In August 2019, while on a family vacation in Miami, Manocha began getting excruciating chest pains. He was rushed to the Emergency Room of the Aventura Hospital and Medical Centre. There they discovered that his left artery was totally blocked and he needed emergency surgery.

A stainless steel stent was placed to widen the artery and two days later, he had another surgery again to clear two more arteries.

“ In all, they placed stents in three of my arteries. After two months I was given clearance to fly back home. I started to eat right and exercise. I stopped smoking. I believed I was on my way to recovery,” Manocha recalled.

However, nine months later, he again began developing excruciating chest and jaw pains. It was in June 2020 and T&T was facing the COVID-19 lockdown.

“I went to my local cardiologist at Caribbean Heart Care. They did an urgent angiogram and found that the three stents were blocked up again.”

Manocha said he was diagnosed with in-stent restenosis which affects only two per cent of patients with stent implants,” Manocha said.

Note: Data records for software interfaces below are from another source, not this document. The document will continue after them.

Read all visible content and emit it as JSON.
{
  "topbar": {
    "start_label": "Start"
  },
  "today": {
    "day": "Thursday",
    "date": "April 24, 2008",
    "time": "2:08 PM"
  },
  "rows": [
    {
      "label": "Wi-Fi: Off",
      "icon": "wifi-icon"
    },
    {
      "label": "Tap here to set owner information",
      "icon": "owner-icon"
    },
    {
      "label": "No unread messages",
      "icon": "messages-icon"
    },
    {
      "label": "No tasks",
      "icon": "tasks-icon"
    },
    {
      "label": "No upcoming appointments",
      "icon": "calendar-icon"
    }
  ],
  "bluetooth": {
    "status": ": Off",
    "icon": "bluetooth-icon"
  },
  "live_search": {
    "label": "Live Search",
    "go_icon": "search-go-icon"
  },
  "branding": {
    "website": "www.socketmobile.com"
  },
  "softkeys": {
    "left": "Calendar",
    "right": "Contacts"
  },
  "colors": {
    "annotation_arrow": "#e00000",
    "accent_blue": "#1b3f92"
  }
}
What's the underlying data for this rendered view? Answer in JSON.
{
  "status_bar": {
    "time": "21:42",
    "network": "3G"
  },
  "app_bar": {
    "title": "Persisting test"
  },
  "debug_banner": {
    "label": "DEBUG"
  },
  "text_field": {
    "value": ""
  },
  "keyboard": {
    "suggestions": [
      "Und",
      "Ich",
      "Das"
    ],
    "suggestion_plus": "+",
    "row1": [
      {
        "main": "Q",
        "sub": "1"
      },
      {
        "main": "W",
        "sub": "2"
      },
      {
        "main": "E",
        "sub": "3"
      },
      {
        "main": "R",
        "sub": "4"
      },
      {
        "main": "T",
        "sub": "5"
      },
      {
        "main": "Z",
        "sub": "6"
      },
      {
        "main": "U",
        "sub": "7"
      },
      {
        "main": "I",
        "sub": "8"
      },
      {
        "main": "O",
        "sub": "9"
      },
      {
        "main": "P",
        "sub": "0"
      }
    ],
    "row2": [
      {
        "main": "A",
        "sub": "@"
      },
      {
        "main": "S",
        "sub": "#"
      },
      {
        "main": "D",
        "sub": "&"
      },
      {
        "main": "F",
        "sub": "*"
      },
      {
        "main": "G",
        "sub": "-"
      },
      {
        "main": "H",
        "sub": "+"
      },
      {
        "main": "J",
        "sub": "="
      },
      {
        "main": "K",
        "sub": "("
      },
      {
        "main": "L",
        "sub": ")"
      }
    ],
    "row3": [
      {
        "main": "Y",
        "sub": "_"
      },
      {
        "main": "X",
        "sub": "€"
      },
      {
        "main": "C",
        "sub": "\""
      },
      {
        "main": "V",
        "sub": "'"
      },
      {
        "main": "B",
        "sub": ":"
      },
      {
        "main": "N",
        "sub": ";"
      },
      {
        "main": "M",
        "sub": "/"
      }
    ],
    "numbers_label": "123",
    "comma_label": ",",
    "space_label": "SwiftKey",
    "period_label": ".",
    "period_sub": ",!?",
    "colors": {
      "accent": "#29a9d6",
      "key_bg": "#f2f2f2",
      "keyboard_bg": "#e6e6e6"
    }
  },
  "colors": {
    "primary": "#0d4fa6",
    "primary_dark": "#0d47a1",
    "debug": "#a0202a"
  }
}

The blockage was 90 per cent and once again Manocha went under the knife.

“I had to do urgent open-heart triple bypass surgery. Many of my friends felt I should have returned to Miami but I didn’t. My surgery was done right here at Caribbean Heart Care and I was impressed by their service and my recovery under their care,” Manocha said.

Now, seven months later, Manocha wants T&T to know that it was possible to get exceptional and efficient open heart surgery locally.

“My heart attacks could have been fatal but it was not. I believe I was given a new lease on life which I am using to educate p[eople about the importance of safeguarding their health,” Manocha said.

He said enough is not being done to educate young people about the dangers of smoking.

Having smoked for 20 years, Manocha said he regretted having a vice which impacted negatively on his health.

Manocha said he has been invited to speak at several companies educating workers about handling stress.

“It is OK to have a vice or a hobby but it should not be a vice or hobby that is bad for your health,” he said.

Manocha said he also wanted people to have faith in the local health institutions.

Today, Manocha said he takes two days off from work every week. He uses Fridays and Saturdays to spend time with his family.

He has a garden and has changed his diet to include fewer carbs and more protein. He enjoys vegetables and no longer eats fried foods.

He also maintains a basic exercise routine, engaging in a brisk hour’s walk at Palmiste Park daily. Whenever it rains, Manocha exercises on his treadmill for the same duration.

Although there are four scars on his chest, Manocha said it reminds him of the trauma he faced and overcame.

“I plan to live as long as possible. I have dreams to enjoy my grandchildren and I always say, life is not a bed of roses. You will meet obstacles along the way. This was an obstacle in life that I bounced up and thankfully with God’s grace, I was able to overcome. I will continue to be in the business world. This is what keeps my heart pumping but I will find healthy ways to de-stress,” he said.

Manocha said it mattered not how much money and possessions one accumulated.

“My perspective on life has changed. Your wealth is your health. Without health you cannot enjoy anything, not even the air or the simple things in life,” he added.

The young businessman encouraged citizens to have faith in the local doctors.

He also said people must encourage one another to exercise regularly, eat healthily and live peaceably with love and kindness.